I keep feeling sceptical to this post, and now Asbjørn Dyrendal has confirmed Kate's view: http://www.vl.no/samfunn/article138954.zrm - he basically says that extremism cannot necessarily be met with dialogue, as people are more inclined to remember the crazy ideas rather than why the ideas are crazy. His experience comes from trying to meet the "new age"-movement with reasonable scepticism ... and well, since I've tried to convert new agers to believe in crazy stuff like the double-blind tests and experimental reproduceability of phenomena, I know how impossible that is. And ideas that are linked to fear, that trigger fear in the brain, are particularly impossible to forget - even when followed by a clever dissection afterwards, the dissection is BORINGNGNNGGGG ... we know this. So - focusing on the idea of love, on the idea of why democracy is so damn sexy, instead of criticizing, was an obvious great choice.

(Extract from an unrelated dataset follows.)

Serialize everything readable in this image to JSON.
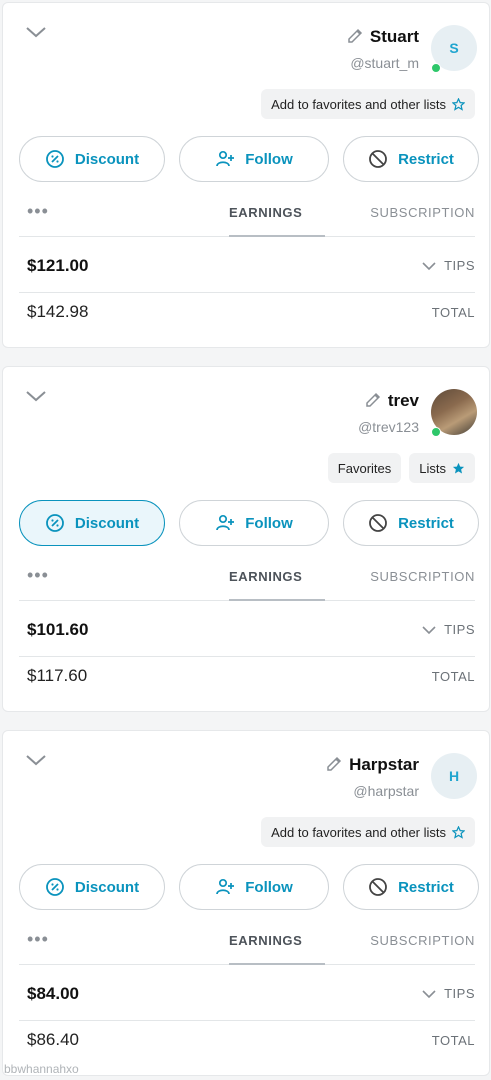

Posted by Malin S. Thu, July 28, 2011 20:37:55

I get where you're going with this. And I agree. As a Norwegian I somewhat feel like the world is giving us more praise and credit than we actually deserve.

Posted by Kate Pendry Thu, July 28, 2011 13:29:52

I appreciate you writing so much about the tragedy. It's easy to comment and react, not easy to put something out there and let it be commented upon.

I also feel I don't know what the hell you're actually trying to say. It's quite easy to use the words 'self-righteous' and 'leftist' and 'hate-speech' and 'democracy'. Just as it's easy to talk about 'mulitculturalism' and it's supposed collapse. But these are all actually very diffuse phenomena, they are patchworks of ideas thrown together under certain titles and the erroneous belief that there is a common consensus as to their meaning. There is no common consensus. And unless the writer (in this instance you) knows exactly what he means by the powerfully symbolic terms he employs in his text - the text might become diffuse.

I genuinely don't know what you are talking about :) But I do get the sense you want to write something that trancends petty analyses, something great that cuts to the core of how. We. Feel.

For me its not working. On the other hand I am PROFOUNDLY grateful for your openness, and willingness to let some of us (me) figure out how we (I) feel about all this, by ranting in your comment box.

Being good and allowing each other to speak is a beautiful idea. Add a sprinkling of intellectual honesty and we're definitely in the ball park.

Lots of love to you.


K

Posted by Trond A. Ulstein Thu, July 28, 2011 03:01:26

Vel, Øystein...eg får bli den første til å kommentere her då, sidan du etter eget utsagn sannsynlegvis ikkje får 91 kommentarar på dette innlegget. Eg er meir enig med deg her enn i det første innlegget der du etter eige utsagn fell i freisting for å la "a certain amount of rage and self-righteousness seep into my text." Her derimot er du sjølvransakande med ei framtoning av ydmykheit, sjølvinnsikt og stor integritet. Du er sjølvsagt unnskuldt når ein legg til grunn nasjonens traumetilstand i desse dagar. Kom gjerne med fleire innlegg og innfallsvinklar. Elles kan eg nemne at eg er sjølv ikkje "leftist", men kan då også trøyste deg med at Frp heller ikkje får mi røyst i valet. Derimot treng vi definitivt Frp i Noreg si offentlege ordskifte dersom vi skal oppnå vår felles fanesak om meir åpenheit og meir demokrati! Godt val Øystein :)